Your task >> Please copy each line of the listing below precisely, excluding the images.

Information supplied >>

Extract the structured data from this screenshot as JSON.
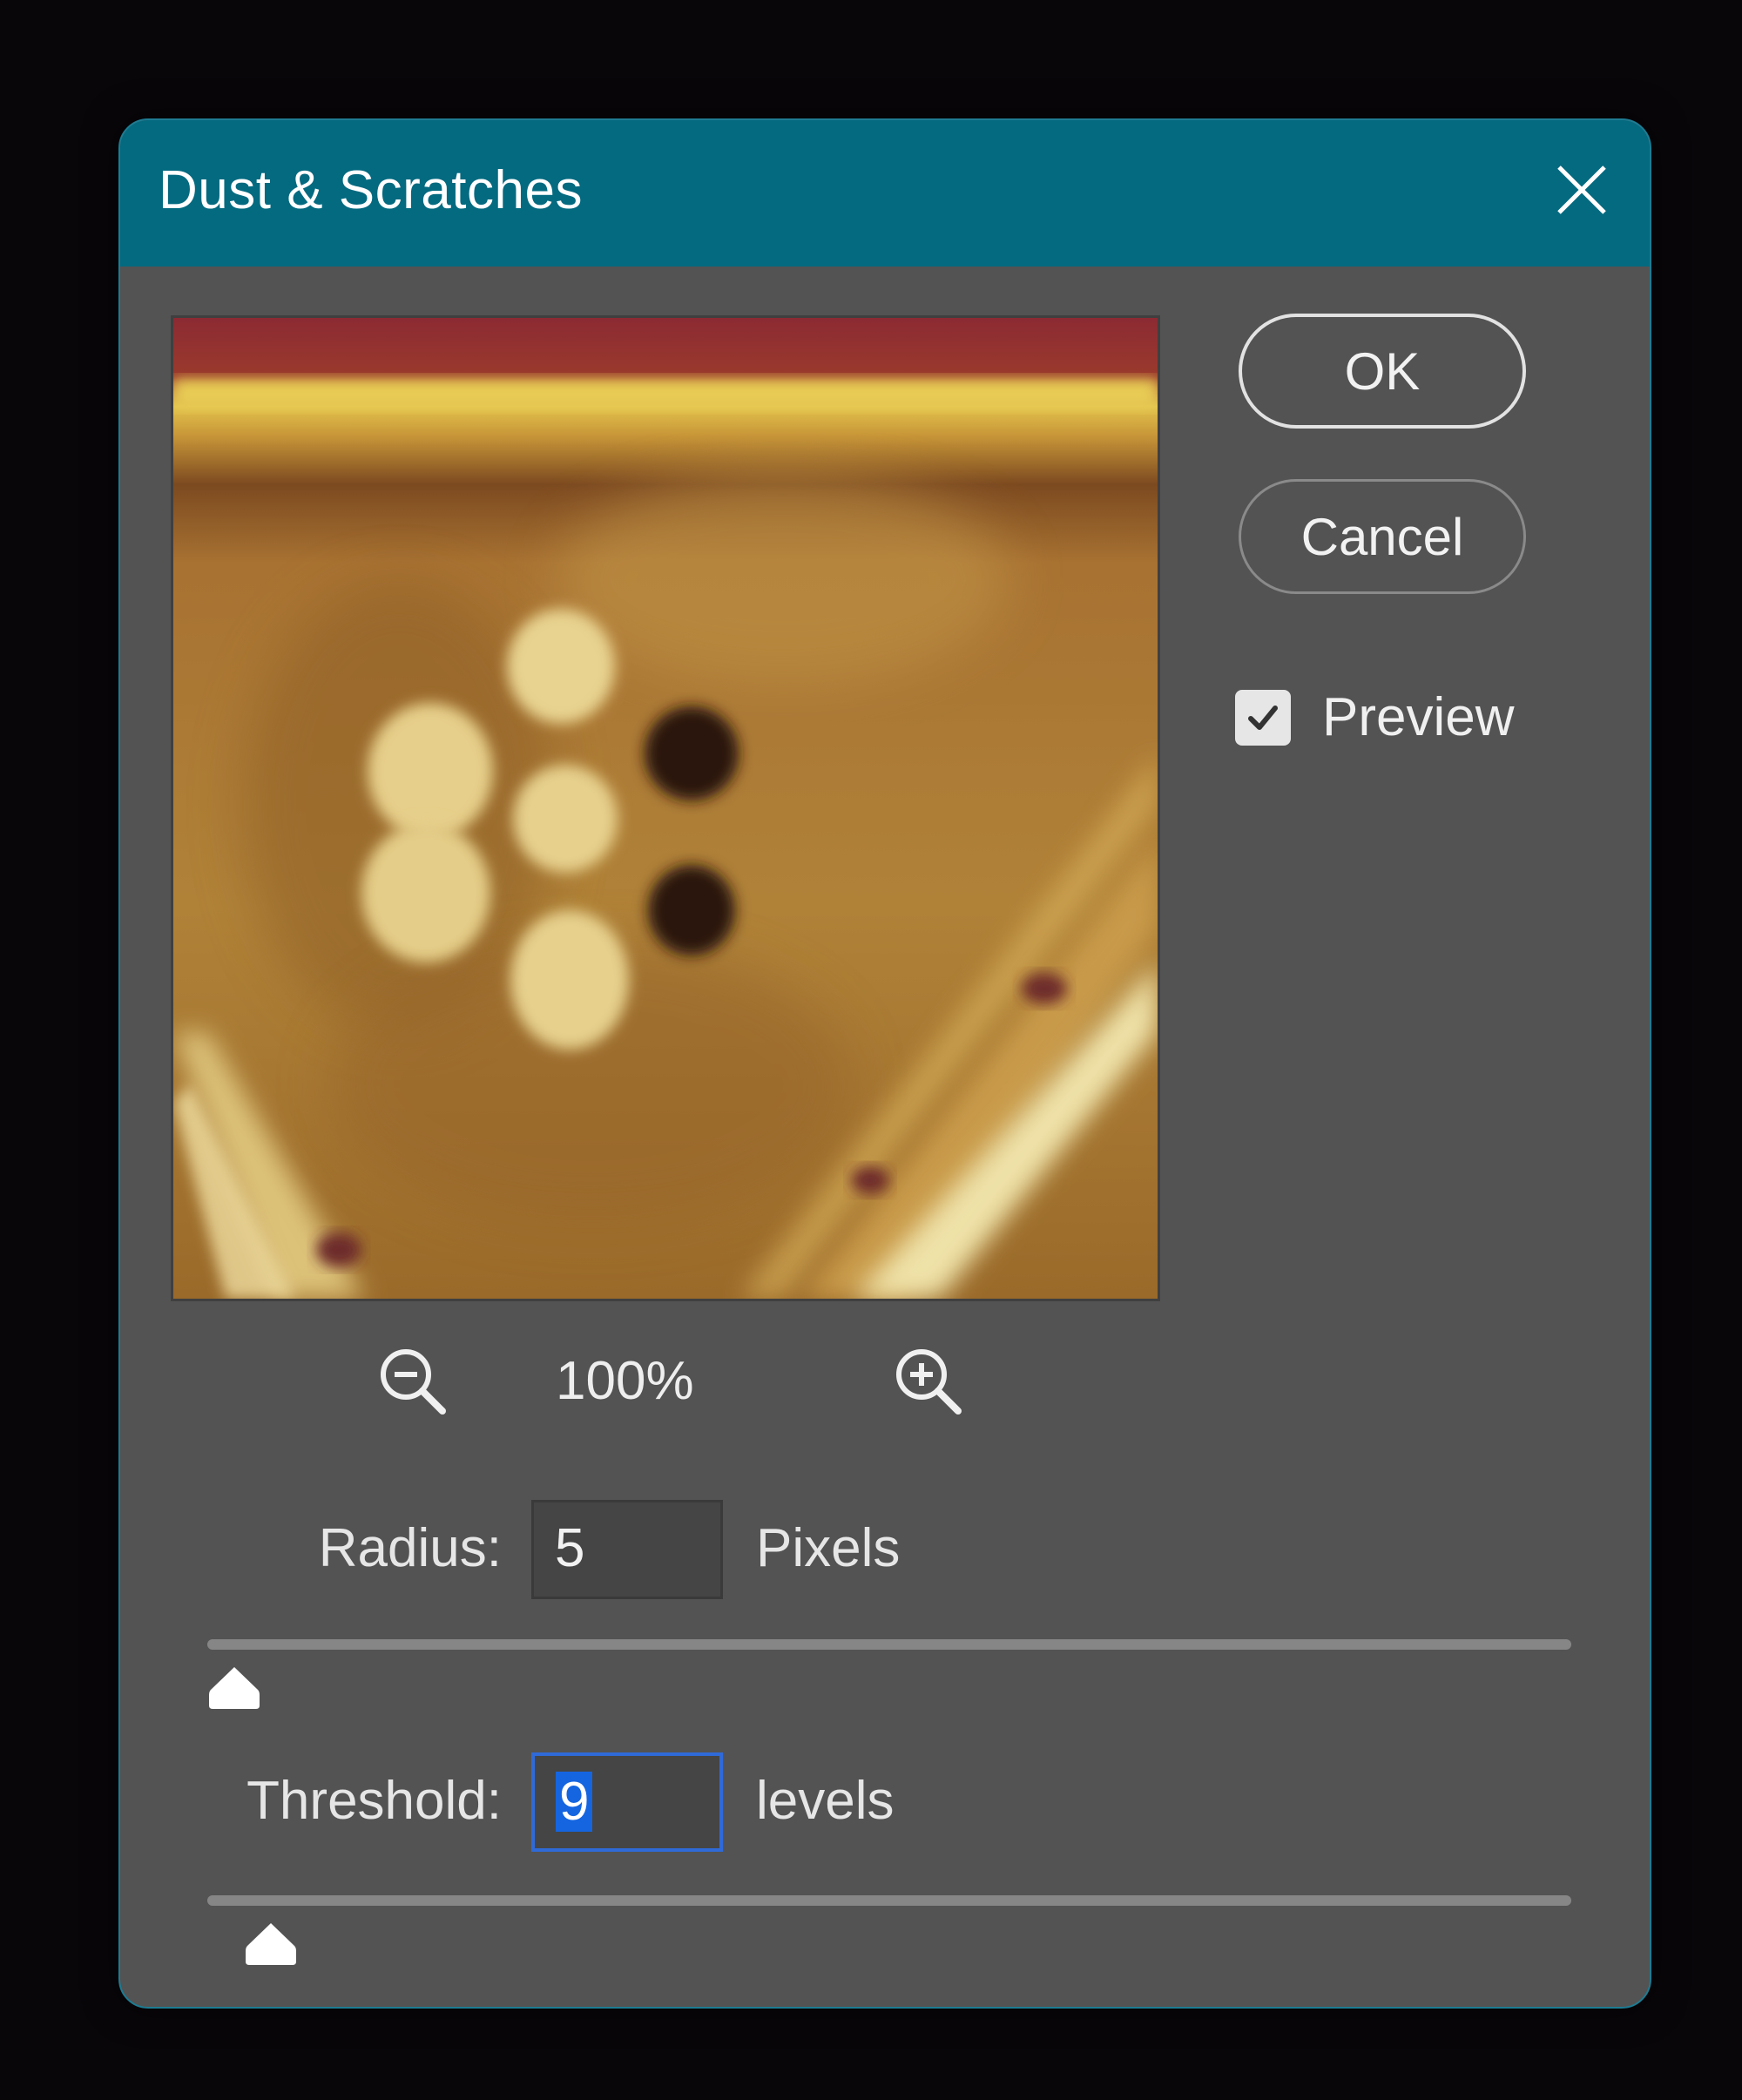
{
  "dialog": {
    "title": "Dust & Scratches",
    "title_bar_color": "#046a80"
  },
  "buttons": {
    "ok_label": "OK",
    "cancel_label": "Cancel"
  },
  "preview": {
    "label": "Preview",
    "checked": true
  },
  "zoom": {
    "level": "100%",
    "zoom_out_icon": "zoom-out-icon",
    "zoom_in_icon": "zoom-in-icon"
  },
  "radius": {
    "label": "Radius:",
    "value": "5",
    "unit": "Pixels",
    "slider_value": 5
  },
  "threshold": {
    "label": "Threshold:",
    "value": "9",
    "unit": "levels",
    "slider_value": 9
  },
  "colors": {
    "accent": "#1d7c93",
    "panel": "#535353",
    "selection": "#1565e0"
  }
}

Response to this exercise >>
Extract the structured data from this screenshot as JSON.
{
  "dialog": {
    "title": "Dust & Scratches",
    "title_bar_color": "#046a80"
  },
  "buttons": {
    "ok_label": "OK",
    "cancel_label": "Cancel"
  },
  "preview": {
    "label": "Preview",
    "checked": true
  },
  "zoom": {
    "level": "100%",
    "zoom_out_icon": "zoom-out-icon",
    "zoom_in_icon": "zoom-in-icon"
  },
  "radius": {
    "label": "Radius:",
    "value": "5",
    "unit": "Pixels",
    "slider_value": 5
  },
  "threshold": {
    "label": "Threshold:",
    "value": "9",
    "unit": "levels",
    "slider_value": 9
  },
  "colors": {
    "accent": "#1d7c93",
    "panel": "#535353",
    "selection": "#1565e0"
  }
}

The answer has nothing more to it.